Lately, I’ve been feeling disconnected from my own sensuality and needing a way to plug back into that part of myself. I figured what better way to re-spark that inner connection than to take a sensual movement class.
I didn’t tell my boyfriend that I was going because I needed this experience to be just for me. We’ve been living together for a few months now, and while I love him truly, madly, and deeply, I suspect that being with him is the reason that I’ve shut down my connection to my sensuality.
I used to look at my feet and see big… long..ugly.
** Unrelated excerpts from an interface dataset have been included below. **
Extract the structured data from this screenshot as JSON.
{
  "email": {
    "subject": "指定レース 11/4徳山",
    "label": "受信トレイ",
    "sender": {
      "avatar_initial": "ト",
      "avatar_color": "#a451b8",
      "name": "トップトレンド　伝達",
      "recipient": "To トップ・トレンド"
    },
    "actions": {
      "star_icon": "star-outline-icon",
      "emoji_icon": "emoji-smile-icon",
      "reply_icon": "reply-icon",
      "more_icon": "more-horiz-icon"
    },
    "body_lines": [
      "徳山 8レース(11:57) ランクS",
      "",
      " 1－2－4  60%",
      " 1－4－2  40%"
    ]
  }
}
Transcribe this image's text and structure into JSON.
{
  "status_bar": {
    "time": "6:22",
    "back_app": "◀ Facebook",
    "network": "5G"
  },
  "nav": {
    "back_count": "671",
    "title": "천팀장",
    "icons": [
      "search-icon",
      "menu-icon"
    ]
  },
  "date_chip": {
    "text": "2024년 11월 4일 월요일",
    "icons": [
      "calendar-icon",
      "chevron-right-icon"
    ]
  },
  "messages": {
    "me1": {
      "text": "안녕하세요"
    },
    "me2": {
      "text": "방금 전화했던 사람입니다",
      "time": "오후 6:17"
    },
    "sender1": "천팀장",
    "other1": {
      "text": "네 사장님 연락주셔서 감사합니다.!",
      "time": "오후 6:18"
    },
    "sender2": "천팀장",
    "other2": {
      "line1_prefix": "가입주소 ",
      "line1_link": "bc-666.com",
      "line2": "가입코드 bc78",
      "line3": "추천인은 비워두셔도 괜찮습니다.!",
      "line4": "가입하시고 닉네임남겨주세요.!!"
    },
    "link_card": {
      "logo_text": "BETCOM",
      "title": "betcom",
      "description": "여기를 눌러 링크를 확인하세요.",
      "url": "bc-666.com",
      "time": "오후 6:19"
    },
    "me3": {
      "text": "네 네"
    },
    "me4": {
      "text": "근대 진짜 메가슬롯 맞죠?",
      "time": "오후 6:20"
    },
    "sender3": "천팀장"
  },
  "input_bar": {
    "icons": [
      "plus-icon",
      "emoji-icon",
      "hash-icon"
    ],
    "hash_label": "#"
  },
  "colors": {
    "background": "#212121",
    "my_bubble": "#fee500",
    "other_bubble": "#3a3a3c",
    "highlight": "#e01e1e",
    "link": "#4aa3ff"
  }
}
At least that’s what some of my relatives told me they saw when I was growing up . So I stopped taking care of my feet.
In college I walked around the Berkeley campus for four years in Nordstrom style loafers. I bought them in all the different colors: Blue. Black. Beige. And red. When I’d wear out a pair, I’d buy another pair. I’d take the BART across the bay to San Francisco on a Saturday.
Once, when I went home for summer vacation, my aunt looked down and said, “What have you done to your feet? They look like you’ve been plowing the rice fields [in the Philippines]!” Oops. Then again, how would she know?
If there was a Facebook option asking for my relationship status with my belly, I’d have to choose the one that says, “It’s complicated.” I belong to a family whose women usually grow up to have big, round, female stomachs, and while I love being part of this full-bellied tribe, I’ve often wished that our physical trademark could have been natural washboard abs.
My belly was round from the time I was a little girl. My mom says that’s how I was born to be. “You’re like me,” she told me when I was ten, patting her own bump of a “puson,” which is the Filipino word for abdomen.
I didn’t want a round belly. I wanted a flat one, like the bellies of the three detectives on the popular 1970s TV show Charlie’s Angels. Jill Munroe, played by Farrah Fawcett, had a stomach that was flat even when she wore a bathing suit—unlike me, whose tummy stuck out in my one-piece.
The only time my belly was flat was when I lay on my back. At night in bed, I would run my hand up and down my stomach, enjoying its horizontal shape and wishing it would stay that straight when I stood up.